- Opening Delimiter -

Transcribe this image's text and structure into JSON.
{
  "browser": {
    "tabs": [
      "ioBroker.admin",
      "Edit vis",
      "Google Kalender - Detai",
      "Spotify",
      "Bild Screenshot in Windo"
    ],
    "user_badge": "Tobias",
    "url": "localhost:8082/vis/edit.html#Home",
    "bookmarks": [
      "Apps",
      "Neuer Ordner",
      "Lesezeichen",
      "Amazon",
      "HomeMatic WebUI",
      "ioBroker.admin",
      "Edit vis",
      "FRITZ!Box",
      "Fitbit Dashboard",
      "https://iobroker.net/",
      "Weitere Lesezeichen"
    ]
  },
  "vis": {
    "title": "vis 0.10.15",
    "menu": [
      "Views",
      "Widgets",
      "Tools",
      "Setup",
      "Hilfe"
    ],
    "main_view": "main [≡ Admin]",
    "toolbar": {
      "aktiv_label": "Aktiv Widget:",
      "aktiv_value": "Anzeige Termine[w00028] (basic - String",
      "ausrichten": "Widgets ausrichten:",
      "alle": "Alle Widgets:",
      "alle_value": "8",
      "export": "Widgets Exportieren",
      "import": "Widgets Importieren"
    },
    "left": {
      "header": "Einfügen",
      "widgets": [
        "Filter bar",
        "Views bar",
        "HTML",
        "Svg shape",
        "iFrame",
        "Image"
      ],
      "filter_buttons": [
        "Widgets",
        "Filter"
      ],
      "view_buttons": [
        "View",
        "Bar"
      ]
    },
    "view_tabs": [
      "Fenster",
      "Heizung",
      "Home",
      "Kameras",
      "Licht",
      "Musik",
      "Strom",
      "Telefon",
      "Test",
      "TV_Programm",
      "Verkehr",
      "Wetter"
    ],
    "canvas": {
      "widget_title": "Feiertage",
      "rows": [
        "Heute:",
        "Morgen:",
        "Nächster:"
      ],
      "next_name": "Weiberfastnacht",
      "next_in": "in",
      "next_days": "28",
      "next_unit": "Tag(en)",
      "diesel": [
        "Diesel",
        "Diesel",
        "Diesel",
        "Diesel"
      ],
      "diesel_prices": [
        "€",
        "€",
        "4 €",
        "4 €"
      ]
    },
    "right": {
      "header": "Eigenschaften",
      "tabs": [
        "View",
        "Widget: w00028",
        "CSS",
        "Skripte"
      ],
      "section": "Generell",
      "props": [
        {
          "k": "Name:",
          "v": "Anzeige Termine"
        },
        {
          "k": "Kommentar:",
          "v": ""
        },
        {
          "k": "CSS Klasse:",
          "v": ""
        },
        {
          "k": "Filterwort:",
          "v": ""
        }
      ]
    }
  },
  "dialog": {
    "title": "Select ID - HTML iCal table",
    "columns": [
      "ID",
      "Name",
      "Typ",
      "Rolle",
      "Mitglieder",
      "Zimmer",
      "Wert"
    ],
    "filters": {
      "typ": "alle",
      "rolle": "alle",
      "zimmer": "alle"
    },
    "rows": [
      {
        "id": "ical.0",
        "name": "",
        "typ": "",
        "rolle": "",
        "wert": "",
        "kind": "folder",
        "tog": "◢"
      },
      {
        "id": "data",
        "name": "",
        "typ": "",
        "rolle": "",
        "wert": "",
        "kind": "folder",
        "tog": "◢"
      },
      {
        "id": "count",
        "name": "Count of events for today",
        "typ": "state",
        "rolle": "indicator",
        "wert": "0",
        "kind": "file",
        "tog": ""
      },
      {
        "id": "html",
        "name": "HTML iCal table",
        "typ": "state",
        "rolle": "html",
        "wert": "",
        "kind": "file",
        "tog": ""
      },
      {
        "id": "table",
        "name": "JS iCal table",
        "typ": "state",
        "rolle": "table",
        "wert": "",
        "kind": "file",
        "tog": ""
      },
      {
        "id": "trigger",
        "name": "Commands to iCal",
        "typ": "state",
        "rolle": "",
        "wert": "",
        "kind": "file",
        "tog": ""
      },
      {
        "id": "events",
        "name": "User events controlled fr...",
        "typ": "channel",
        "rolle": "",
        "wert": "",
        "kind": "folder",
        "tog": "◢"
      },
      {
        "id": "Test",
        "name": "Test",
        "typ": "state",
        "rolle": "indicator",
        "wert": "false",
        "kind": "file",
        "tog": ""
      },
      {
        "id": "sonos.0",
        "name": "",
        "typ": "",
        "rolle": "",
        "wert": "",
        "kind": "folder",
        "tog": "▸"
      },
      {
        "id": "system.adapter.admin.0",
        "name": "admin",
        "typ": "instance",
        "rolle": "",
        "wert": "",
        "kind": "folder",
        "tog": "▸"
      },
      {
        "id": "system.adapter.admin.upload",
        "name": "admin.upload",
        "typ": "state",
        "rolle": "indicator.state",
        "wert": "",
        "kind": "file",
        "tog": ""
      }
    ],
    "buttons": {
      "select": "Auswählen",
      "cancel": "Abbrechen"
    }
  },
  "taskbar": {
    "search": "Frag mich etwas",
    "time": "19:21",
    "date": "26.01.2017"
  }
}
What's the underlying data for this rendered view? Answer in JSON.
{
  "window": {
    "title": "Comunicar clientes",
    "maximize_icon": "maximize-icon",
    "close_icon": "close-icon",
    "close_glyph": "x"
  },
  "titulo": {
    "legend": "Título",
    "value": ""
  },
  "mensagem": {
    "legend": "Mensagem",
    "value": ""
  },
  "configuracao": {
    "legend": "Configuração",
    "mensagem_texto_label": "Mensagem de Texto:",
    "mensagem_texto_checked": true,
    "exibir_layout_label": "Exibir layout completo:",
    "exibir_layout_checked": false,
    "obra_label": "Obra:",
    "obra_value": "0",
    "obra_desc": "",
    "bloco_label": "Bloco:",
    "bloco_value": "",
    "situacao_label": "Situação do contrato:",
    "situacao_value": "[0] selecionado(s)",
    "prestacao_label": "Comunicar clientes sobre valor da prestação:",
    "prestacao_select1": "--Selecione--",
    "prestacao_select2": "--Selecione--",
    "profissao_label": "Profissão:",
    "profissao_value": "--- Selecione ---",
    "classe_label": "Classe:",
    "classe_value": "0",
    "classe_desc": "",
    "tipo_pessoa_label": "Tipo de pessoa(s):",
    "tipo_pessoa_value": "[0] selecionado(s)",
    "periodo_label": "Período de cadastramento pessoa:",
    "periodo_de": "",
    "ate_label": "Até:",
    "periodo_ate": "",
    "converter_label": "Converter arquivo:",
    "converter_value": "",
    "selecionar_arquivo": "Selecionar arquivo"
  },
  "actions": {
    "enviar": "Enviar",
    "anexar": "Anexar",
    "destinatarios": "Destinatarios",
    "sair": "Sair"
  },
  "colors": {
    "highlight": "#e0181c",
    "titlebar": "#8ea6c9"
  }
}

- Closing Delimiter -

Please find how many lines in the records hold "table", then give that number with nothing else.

**ANSWER TO THIS EXERCISE:** 5